Mr George Fernandes reportedly told Indian reporters on February 5 that “additional BSF personnel had been deployed” in the border areas, saying “things have unfortunately gone beyond control.” But Indian Foreign Minister Yashwant Sinha does not believe that things have already gone out of control and said his country “does not want the situation to blow up, to get out of hand.”

He has also invited Bangladesh Foreign Minister Morshed Khan to India for a dialogue over the issue. Mr. Khan told reporters in Dhaka on February 6 that he would go to India on a mutually agreed date. However, he also said something that is being considered here extremely patronizing. According to the Mr. Sinha, “we have always looked at Bangladesh as a very friendly neighbour. We don’t want any quarrel with them. In India there are a lot of sentiments for Bangladesh, because we had a role in their independence struggle. I don’t know if these sentiments are shared by Bangladeshis. They may or may not admit it today. But the fact is Indian blood flowed alongside Bangladeshi blood in their liberation struggle, and we can’t forget that.” There is no doubt that India helped Bangladesh in its war of independence.
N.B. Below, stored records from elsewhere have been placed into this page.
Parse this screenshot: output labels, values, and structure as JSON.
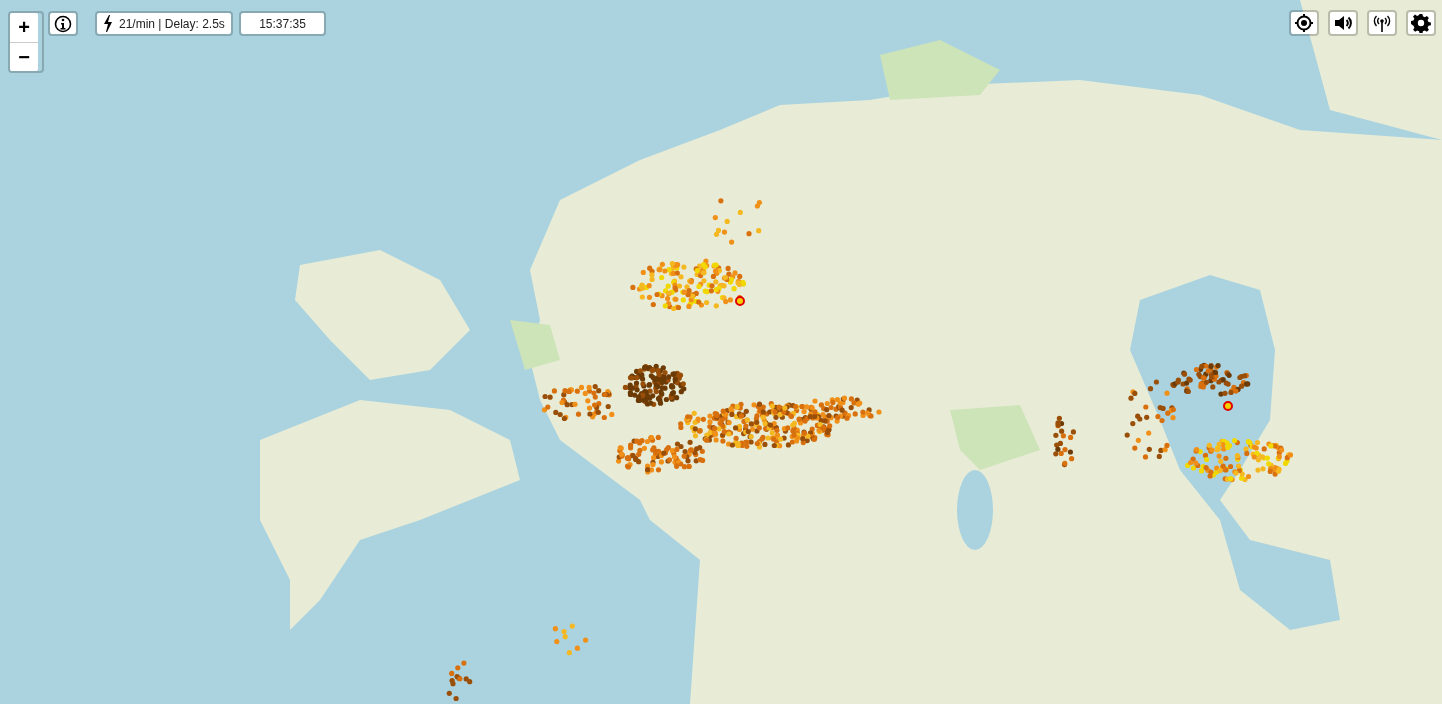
{
  "zoom_controls": [
    {
      "label": "+"
    },
    {
      "label": "−"
    }
  ],
  "status": {
    "rate": "21/min | Delay: 2.5s"
  },
  "clock": {
    "time": "15:37:35"
  },
  "toolbar": [
    {
      "kind": "locate"
    },
    {
      "kind": "sound"
    },
    {
      "kind": "signal"
    },
    {
      "kind": "settings"
    }
  ]
}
But the price “flowed alongside Bangladeshi blood in their liberation struggle” is extracting a heavy toll in both human and economic terms.

The Indian BSF has killed 203 Bangladeshis in 25 months between January 1, 2001, and Jan 31 this year. Besides, 298 people have been injured, 503 arrested and 164 kidnapped.
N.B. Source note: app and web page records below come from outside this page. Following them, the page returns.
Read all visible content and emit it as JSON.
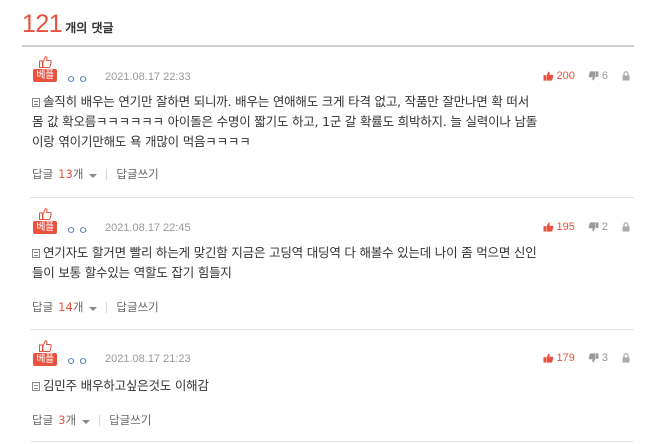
{
  "header": {
    "comment_count": "121",
    "comment_count_label": "개의 댓글"
  },
  "colors": {
    "accent": "#e8523e",
    "nickname": "#4a6fb5",
    "muted": "#999999"
  },
  "comments": [
    {
      "badge": "베플",
      "nickname": "ㅇㅇ",
      "date": "2021.08.17 22:33",
      "upvotes": "200",
      "downvotes": "6",
      "body_line1": "솔직히 배우는 연기만 잘하면 되니까. 배우는 연애해도 크게 타격 없고, 작품만 잘만나면 확 떠서",
      "body_line2": "몸 값 확오름ㅋㅋㅋㅋㅋㅋ 아이돌은 수명이 짧기도 하고, 1군 갈 확률도 희박하지. 늘 실력이나 남돌",
      "body_line3": "이랑 엮이기만해도 욕 개많이 먹음ㅋㅋㅋㅋ",
      "reply_label": "답글",
      "reply_count": "13",
      "reply_unit": "개",
      "write_label": "답글쓰기"
    },
    {
      "badge": "베플",
      "nickname": "ㅇㅇ",
      "date": "2021.08.17 22:45",
      "upvotes": "195",
      "downvotes": "2",
      "body_line1": "연기자도 할거면 빨리 하는게 맞긴함 지금은 고딩역 대딩역 다 해볼수 있는데 나이 좀 먹으면 신인",
      "body_line2": "들이 보통 할수있는 역할도 잡기 힘들지",
      "reply_label": "답글",
      "reply_count": "14",
      "reply_unit": "개",
      "write_label": "답글쓰기"
    },
    {
      "badge": "베플",
      "nickname": "ㅇㅇ",
      "date": "2021.08.17 21:23",
      "upvotes": "179",
      "downvotes": "3",
      "body_line1": "김민주 배우하고싶은것도 이해감",
      "reply_label": "답글",
      "reply_count": "3",
      "reply_unit": "개",
      "write_label": "답글쓰기"
    }
  ],
  "icons": [
    "thumbs-up-icon",
    "thumbs-down-icon",
    "lock-icon",
    "document-icon",
    "caret-down-icon"
  ]
}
Bangladesh suffers an annual trade deficit with India of at least US $2.7 billion – the $1.5 billion in informal trade and $1.2 billion in the formal sector.
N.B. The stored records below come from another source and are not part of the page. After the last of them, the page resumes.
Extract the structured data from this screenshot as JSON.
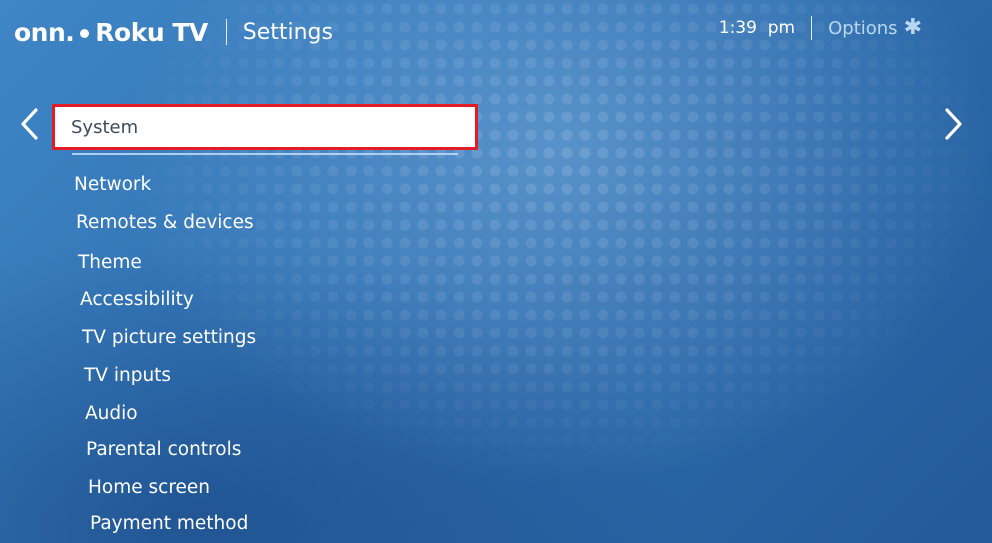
{
  "header": {
    "brand_onn": "onn.",
    "brand_roku": "Roku TV",
    "title": "Settings"
  },
  "topbar": {
    "time": "1:39  pm",
    "options_label": "Options",
    "options_icon": "asterisk-icon"
  },
  "menu": {
    "selected": "System",
    "items": [
      "Network",
      "Remotes & devices",
      "Theme",
      "Accessibility",
      "TV picture settings",
      "TV inputs",
      "Audio",
      "Parental controls",
      "Home screen",
      "Payment method"
    ]
  },
  "colors": {
    "background": "#2f6fb0",
    "highlight_border": "#e21d25",
    "options_text": "#b9d6f3"
  }
}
India has also consistently refusing to meet Bangladesh’s rightful demand as a LDC to get preferential treatment of its goods under the existing agreements. After years of negotiations, Delhi to provide duty-free access to 40 items in 25 categories in August, 2002 but Dhaka found that most of the items lacked export potential.

India has hardly followed the international agreements signed with Bangladesh, the Ganges water sharing treaty being a glaring example. Bangladesh received 5,465 cubic feet per second (cusec) less water from the Ganges than the share fixed in the treaty during the last 10 days of January. The first 10-day cycle was no exception. Bangladesh receiving 3,258 cusec less than its share of 57,673 cusec. India’s failure to hand over the Bigha corridor to Bangladesh, in exchange for Berubari, over the last three decades is also common knowledge.

Meanwhile, Delhi’s BJP-VHP-Shiv Sena-sponsored push-in attempts have provided Dhaka’s Jamaat-I-Islami and Islami Oikkya Jota (IOJ) to raise jingoistic slogans on communal line. The left has been protesting against the Indian behaviour, branding it as communal, but their voice is not heard as loudly as that of the Jamaat and IOJ, thanks to the mainstream media’s dislike for leftists. The Awami League, the main opposition party, has discharged its responsibility in the matter only by attributing Indian attempts to “an agreement signed with India by the first government of Khaleda Zia in the early 1990s”, without disclosing the content of the agreement, if there was any.

However, there are still a large number of people in India with a soft corner for Bangladesh and revulsion for the BJP-VHP-Shiv Sena-Sponsored fundamentalism. Bangladesh has also similar people who refuse to accept the fundamentalism preached by the Jamaat and the IOJ. Such sentiments in the two countries need to be expressed more forcefully and more frequently to mount pressure on the establishments.

By Nurul Kabir
The Dawn, Karachi
February 11, 2003